Between radio transmissions and helicopters and planes, the airspace over Echo Park has been a busy place for a long time, even though police activity has been quieter in the last couple of years: the spotlight searches that used to be commonplace, until a year or two ago, have become infrequent. But there still are the scores of choppers following the greenbelt from Griffith Park and Elysian Park into downtown. There still is routine police traffic, as there is a chopper parking lot not too far away, to the east of Chinatown, but pilots have agreed to fly higher in response to neighborhood pressure. The roof of Echo Park’s tallest and only skyscraper – the ten or so storied former CalFed building – has an active helipad. And then, of course, there are the airshows over Dodger Stadium. When I lived on Sargent Place, next to the Elysian Park, show planes would fly over: I remember the sky darkening suddenly as a giant bat – no, that’s the Stealth Bomber – swooped over our house from the west on its way to the stadium. Perhaps it inspired the Cacophony Society – a merry band of hipster-pranksters – in its launching a few months later of a “UFO” over Elysian Park, a giant, disk-ish shaped balloon with flashing lights that flew to helicopter airspace and drew a crowd on Sargent Place.

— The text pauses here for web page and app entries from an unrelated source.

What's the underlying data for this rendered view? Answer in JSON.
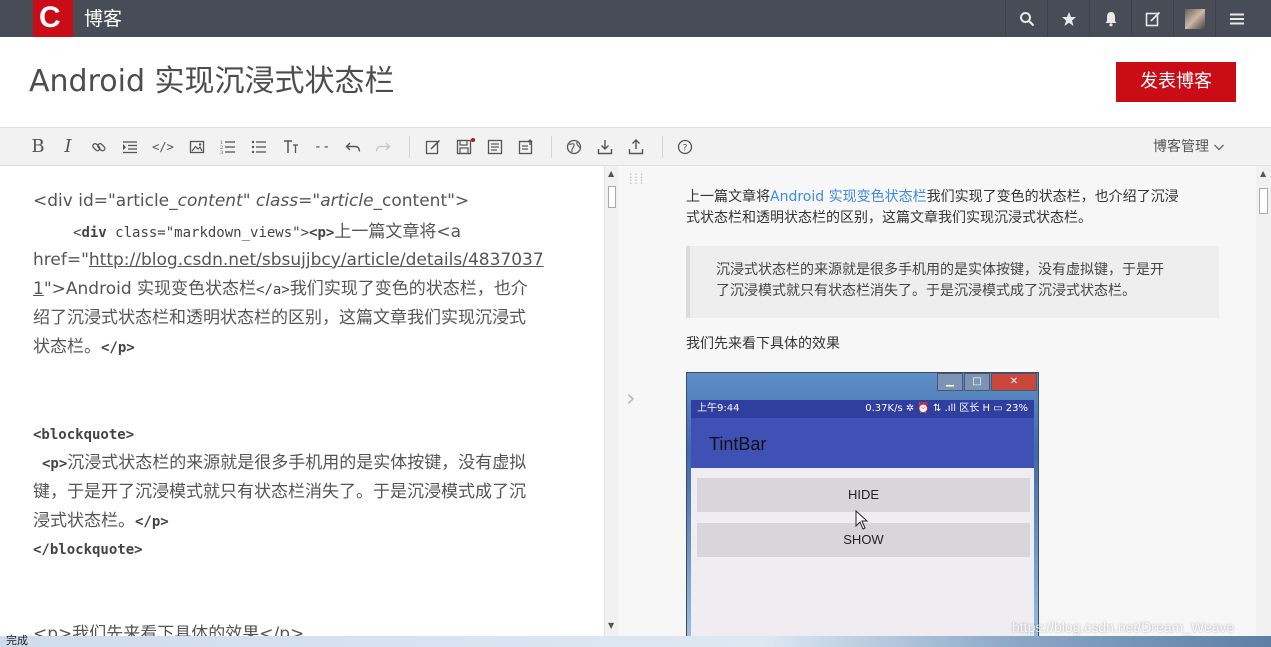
{
  "header": {
    "logo_letter": "C",
    "brand": "博客",
    "icons": [
      "search-icon",
      "star-icon",
      "bell-icon",
      "edit-icon",
      "avatar",
      "menu-icon"
    ]
  },
  "title": "Android 实现沉浸式状态栏",
  "publish_label": "发表博客",
  "toolbar": {
    "items": [
      "B",
      "I",
      "link-icon",
      "indent-icon",
      "</>",
      "image-icon",
      "ordered-list-icon",
      "unordered-list-icon",
      "heading-icon",
      "--",
      "undo-icon",
      "redo-icon",
      "draft-icon",
      "save-icon",
      "summary-icon",
      "import-icon",
      "web-icon",
      "download-icon",
      "upload-icon",
      "help-icon"
    ],
    "bold": "B",
    "italic": "I",
    "code": "</>",
    "hr": "--",
    "help": "?",
    "manage_label": "博客管理"
  },
  "editor": {
    "l1_a": "<div id=\"article",
    "l1_b": "_content\" class=\"article",
    "l1_c": "_content\">",
    "l2_tag_open": "<",
    "l2_div": "div",
    "l2_attr": " class=\"markdown_views\">",
    "l2_p": "<p>",
    "l2_text": "上一篇文章将<a",
    "l3_a": "href=\"",
    "l3_url": "http://blog.csdn.net/sbsujjbcy/article/details/4837037",
    "l4_url": "1",
    "l4_text": "\">Android 实现变色状态栏",
    "l4_close": "</a>",
    "l4_tail": "我们实现了变色的状态栏，也介",
    "l5": "绍了沉浸式状态栏和透明状态栏的区别，这篇文章我们实现沉浸式",
    "l6_text": "状态栏。",
    "l6_close": "</p>",
    "bq_open": "<blockquote>",
    "bq_p": "<p>",
    "bq_l1": "沉浸式状态栏的来源就是很多手机用的是实体按键，没有虚拟",
    "bq_l2": "键，于是开了沉浸模式就只有状态栏消失了。于是沉浸模式成了沉",
    "bq_l3": "浸式状态栏。",
    "bq_pclose": "</p>",
    "bq_close": "</blockquote>",
    "last_line": "<p>我们先来看下具体的效果</p>"
  },
  "preview": {
    "p1_a": "上一篇文章将",
    "p1_link": "Android 实现变色状态栏",
    "p1_b": "我们实现了变色的状态栏，也介绍了沉浸",
    "p1_c": "式状态栏和透明状态栏的区别，这篇文章我们实现沉浸式状态栏。",
    "quote_l1": "沉浸式状态栏的来源就是很多手机用的是实体按键，没有虚拟键，于是开",
    "quote_l2": "了沉浸模式就只有状态栏消失了。于是沉浸模式成了沉浸式状态栏。",
    "p2": "我们先来看下具体的效果",
    "phone": {
      "time": "上午9:44",
      "status_right": "0.37K/s ✲ ⏰ ⇅ .ıll 区长 H ▭ 23%",
      "app_title": "TintBar",
      "btn_hide": "HIDE",
      "btn_show": "SHOW",
      "win_min": "▁",
      "win_max": "□",
      "win_close": "✕"
    }
  },
  "watermark": "https://blog.csdn.net/Dream_Weave",
  "status_bar": "完成",
  "colors": {
    "brand_red": "#ca0c16",
    "topbar": "#474c57",
    "link": "#3d8ae0",
    "appbar": "#3f51b5"
  }
}
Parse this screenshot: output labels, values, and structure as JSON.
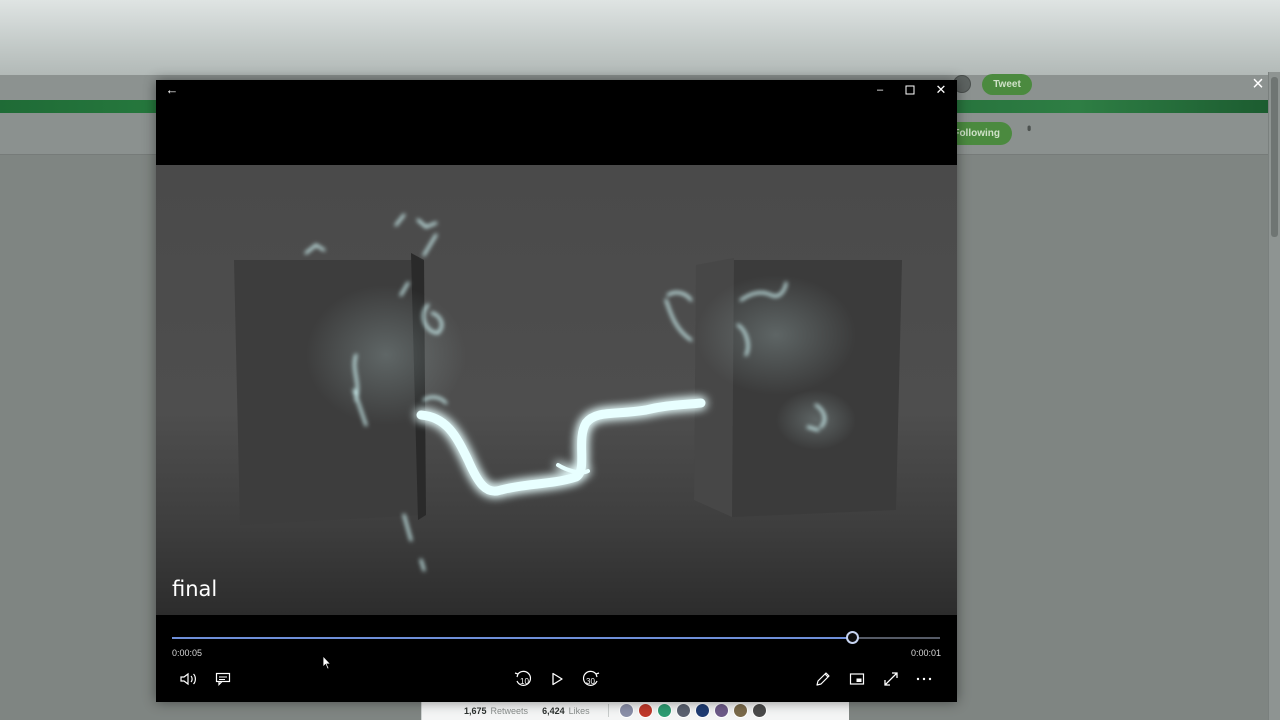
{
  "background_page": {
    "tweet_button": "Tweet",
    "following_button": "Following",
    "close_icon": "×",
    "stats": {
      "retweets_count": "1,675",
      "retweets_label": "Retweets",
      "likes_count": "6,424",
      "likes_label": "Likes"
    },
    "liker_avatar_colors": [
      "#8a8fa8",
      "#c0392b",
      "#2e9c72",
      "#5b6170",
      "#1f3c73",
      "#6d5a88",
      "#7a6a4a",
      "#4a4a4a"
    ]
  },
  "player": {
    "titlebar": {
      "back_icon": "←",
      "minimize_icon": "–",
      "maximize_icon": "☐",
      "close_icon": "✕"
    },
    "video_title": "final",
    "progress_fraction": 0.886,
    "time_elapsed": "0:00:05",
    "time_remaining": "0:00:01",
    "controls": {
      "left": [
        "volume-icon",
        "captions-icon"
      ],
      "center": [
        "skip-back-10-icon",
        "play-icon",
        "skip-forward-30-icon"
      ],
      "right": [
        "edit-pencil-icon",
        "mini-view-icon",
        "fullscreen-icon",
        "more-options-icon"
      ],
      "skip_back_label": "10",
      "skip_forward_label": "30"
    },
    "accent_color": "#6f8fd9"
  }
}
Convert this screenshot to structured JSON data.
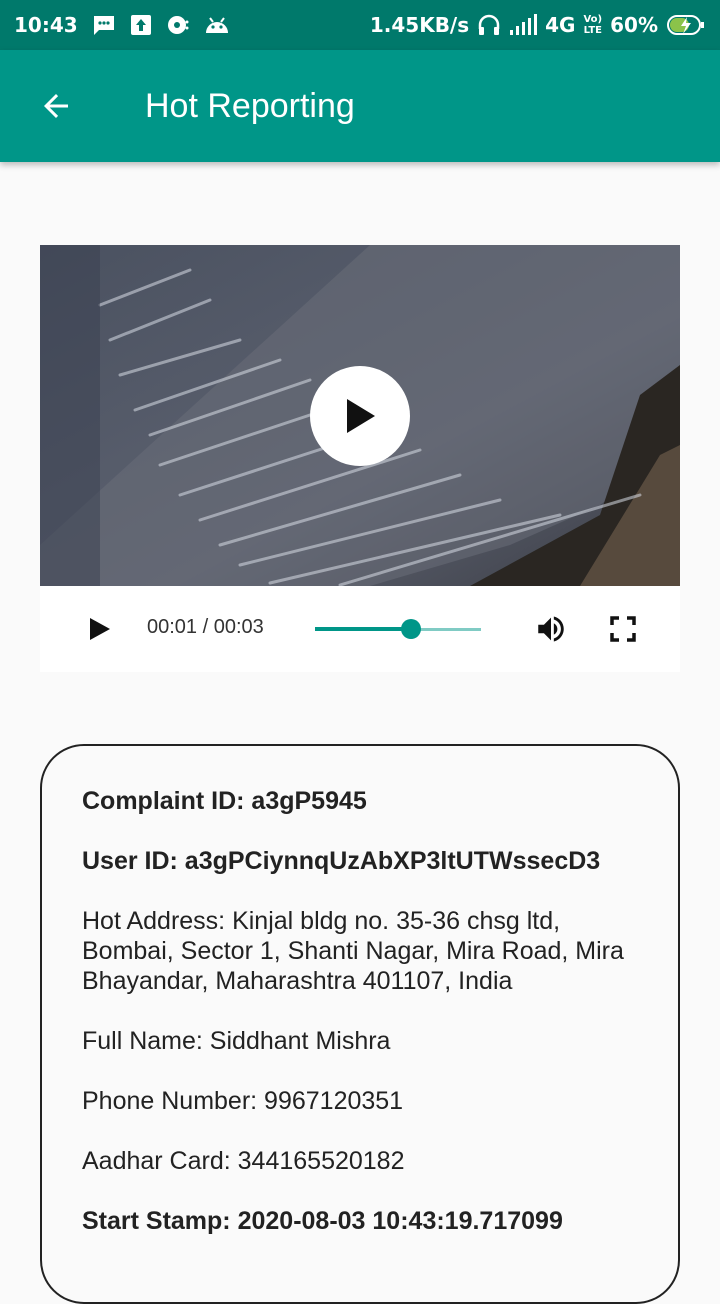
{
  "status_bar": {
    "time": "10:43",
    "speed": "1.45KB/s",
    "network": "4G",
    "volte_top": "Vo)",
    "volte_bottom": "LTE",
    "battery": "60%"
  },
  "app_bar": {
    "title": "Hot Reporting",
    "back_icon": "arrow-back-icon"
  },
  "video_player": {
    "current_time": "00:01",
    "separator": " / ",
    "duration": "00:03",
    "progress": 0.58,
    "big_play_icon": "play-icon",
    "play_icon": "play-icon",
    "volume_icon": "volume-icon",
    "fullscreen_icon": "fullscreen-icon"
  },
  "details": {
    "complaint_id": "Complaint ID: a3gP5945",
    "user_id": "User ID: a3gPCiynnqUzAbXP3ltUTWssecD3",
    "hot_address": "Hot Address: Kinjal bldg no. 35-36 chsg ltd, Bombai, Sector 1, Shanti Nagar, Mira Road, Mira Bhayandar, Maharashtra 401107, India",
    "full_name": "Full Name: Siddhant Mishra",
    "phone_number": "Phone Number: 9967120351",
    "aadhar_card": "Aadhar Card: 344165520182",
    "start_stamp": "Start Stamp: 2020-08-03 10:43:19.717099"
  },
  "colors": {
    "status_bar": "#00796b",
    "app_bar": "#009688",
    "accent": "#009688",
    "track": "#80cbc4"
  }
}
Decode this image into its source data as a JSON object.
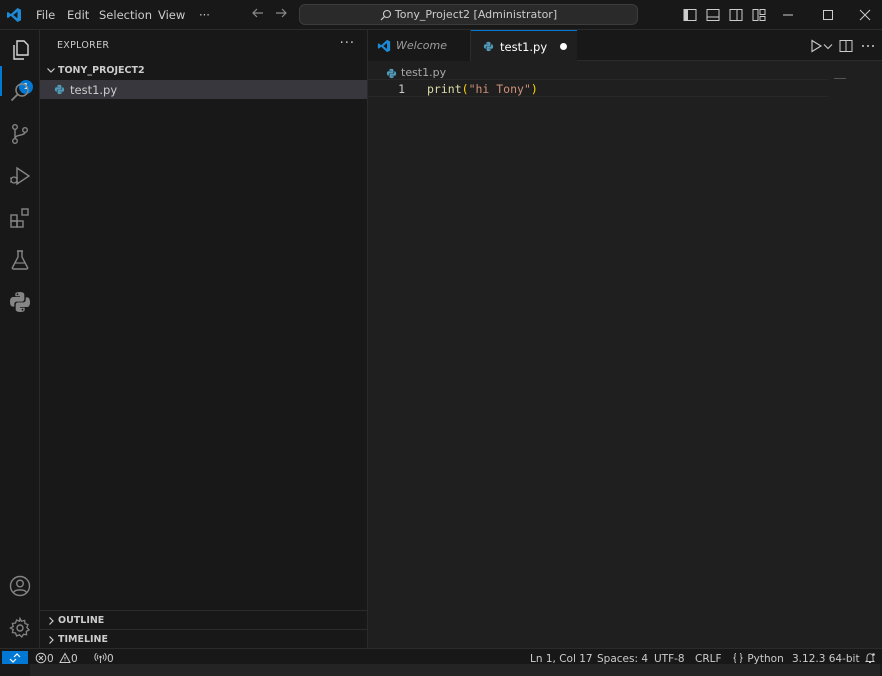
{
  "titlebar": {
    "menu": [
      "File",
      "Edit",
      "Selection",
      "View"
    ],
    "more": "···",
    "command_center": "Tony_Project2 [Administrator]"
  },
  "activity_bar": {
    "items": [
      "explorer",
      "search",
      "source-control",
      "run-and-debug",
      "extensions",
      "testing",
      "python"
    ],
    "explorer_badge": "1",
    "bottom": [
      "accounts",
      "manage"
    ]
  },
  "sidebar": {
    "title": "EXPLORER",
    "more": "···",
    "folder": "TONY_PROJECT2",
    "files": [
      "test1.py"
    ],
    "panels": [
      "OUTLINE",
      "TIMELINE"
    ]
  },
  "editor": {
    "tabs": [
      {
        "label": "Welcome",
        "active": false
      },
      {
        "label": "test1.py",
        "active": true,
        "dirty": true
      }
    ],
    "breadcrumb": "test1.py",
    "lines": [
      {
        "number": "1",
        "tokens": {
          "fn": "print",
          "open": "(",
          "string": "\"hi Tony\"",
          "close": ")"
        }
      }
    ]
  },
  "statusbar": {
    "errors": "0",
    "warnings": "0",
    "ports": "0",
    "position": "Ln 1, Col 17",
    "spaces": "Spaces: 4",
    "encoding": "UTF-8",
    "eol": "CRLF",
    "language": "Python",
    "interpreter": "3.12.3 64-bit"
  },
  "colors": {
    "accent": "#0078d4",
    "background": "#1f1f1f",
    "sidebar": "#181818",
    "selection": "#37373d"
  }
}
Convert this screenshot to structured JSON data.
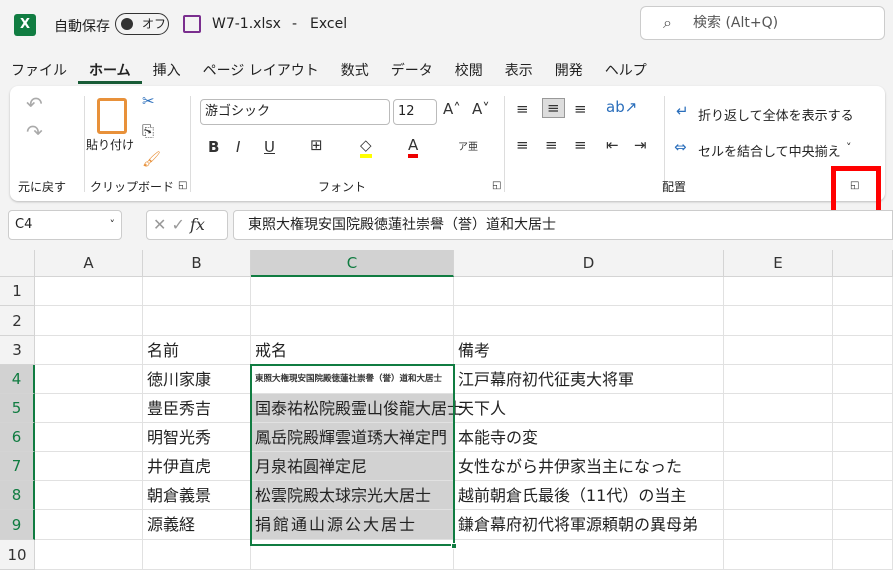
{
  "titlebar": {
    "autosave": "自動保存",
    "toggle": "オフ",
    "filename": "W7-1.xlsx",
    "sep": "-",
    "app": "Excel",
    "search": "検索 (Alt+Q)"
  },
  "tabs": [
    "ファイル",
    "ホーム",
    "挿入",
    "ページ レイアウト",
    "数式",
    "データ",
    "校閲",
    "表示",
    "開発",
    "ヘルプ"
  ],
  "ribbon": {
    "undo_group": "元に戻す",
    "paste": "貼り付け",
    "clipboard_group": "クリップボード",
    "font_name": "游ゴシック",
    "font_size": "12",
    "font_group": "フォント",
    "wrap_text": "折り返して全体を表示する",
    "merge_center": "セルを結合して中央揃え",
    "alignment_group": "配置"
  },
  "formula_bar": {
    "name_box": "C4",
    "formula": "東照大権現安国院殿徳蓮社崇譽（誉）道和大居士"
  },
  "columns": [
    "A",
    "B",
    "C",
    "D",
    "E"
  ],
  "rows": [
    "1",
    "2",
    "3",
    "4",
    "5",
    "6",
    "7",
    "8",
    "9",
    "10"
  ],
  "cells": {
    "header": {
      "b": "名前",
      "c": "戒名",
      "d": "備考"
    },
    "data": [
      {
        "b": "徳川家康",
        "c": "東照大権現安国院殿徳蓮社崇譽（誉）道和大居士",
        "d": "江戸幕府初代征夷大将軍"
      },
      {
        "b": "豊臣秀吉",
        "c": "国泰祐松院殿霊山俊龍大居士",
        "d": "天下人"
      },
      {
        "b": "明智光秀",
        "c": "鳳岳院殿輝雲道琇大禅定門",
        "d": "本能寺の変"
      },
      {
        "b": "井伊直虎",
        "c": "月泉祐圓禅定尼",
        "d": "女性ながら井伊家当主になった"
      },
      {
        "b": "朝倉義景",
        "c": "松雲院殿太球宗光大居士",
        "d": "越前朝倉氏最後（11代）の当主"
      },
      {
        "b": "源義経",
        "c": "捐館通山源公大居士",
        "d": "鎌倉幕府初代将軍源頼朝の異母弟"
      }
    ]
  }
}
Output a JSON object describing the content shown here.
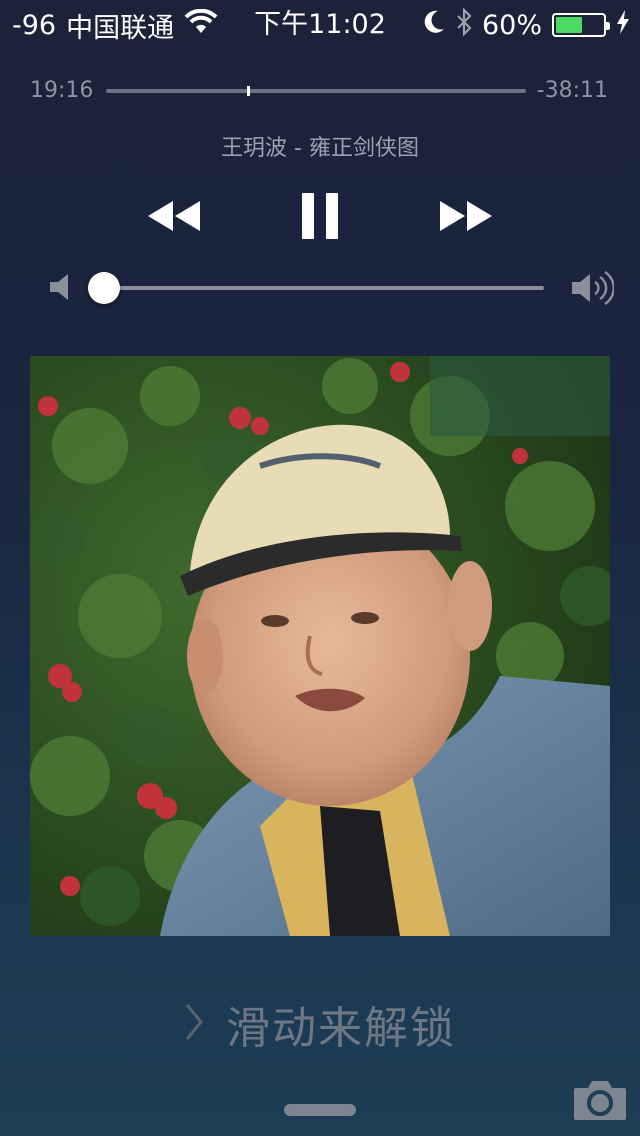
{
  "status_bar": {
    "signal": "-96",
    "carrier": "中国联通",
    "time": "下午11:02",
    "battery_percent": "60%",
    "battery_level": 0.6,
    "icons": [
      "wifi-icon",
      "moon-icon",
      "bluetooth-icon",
      "battery-icon",
      "charging-bolt-icon"
    ]
  },
  "player": {
    "elapsed": "19:16",
    "remaining": "-38:11",
    "progress": 0.336,
    "song_title": "王玥波 - 雍正剑侠图",
    "controls": {
      "rewind": "rewind-icon",
      "pause": "pause-icon",
      "forward": "fast-forward-icon"
    },
    "volume": 0.0,
    "volume_icons": [
      "speaker-low-icon",
      "speaker-high-icon"
    ]
  },
  "album_art": {
    "description_icon": "album-art-image"
  },
  "lock_screen": {
    "unlock_text": "滑动来解锁",
    "camera_icon": "camera-icon"
  },
  "colors": {
    "battery_fill": "#4cd964",
    "muted_text": "#8e94a2"
  }
}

All this to say that, apparently, the busy skies of Echo Park are nothing new. Joe D’Augustine emailed me Sunday with a news that the LA Times had republished a 1937 news item, which described the acid rain that ruined the paint on cars. The poison rain came from an air show over Echo Park, and it reminded me of a vintage LAPD archives photograph that showed a downed twin engine plane in which an actor and his date had crashed on the west side of Echo Park, with no fatalities.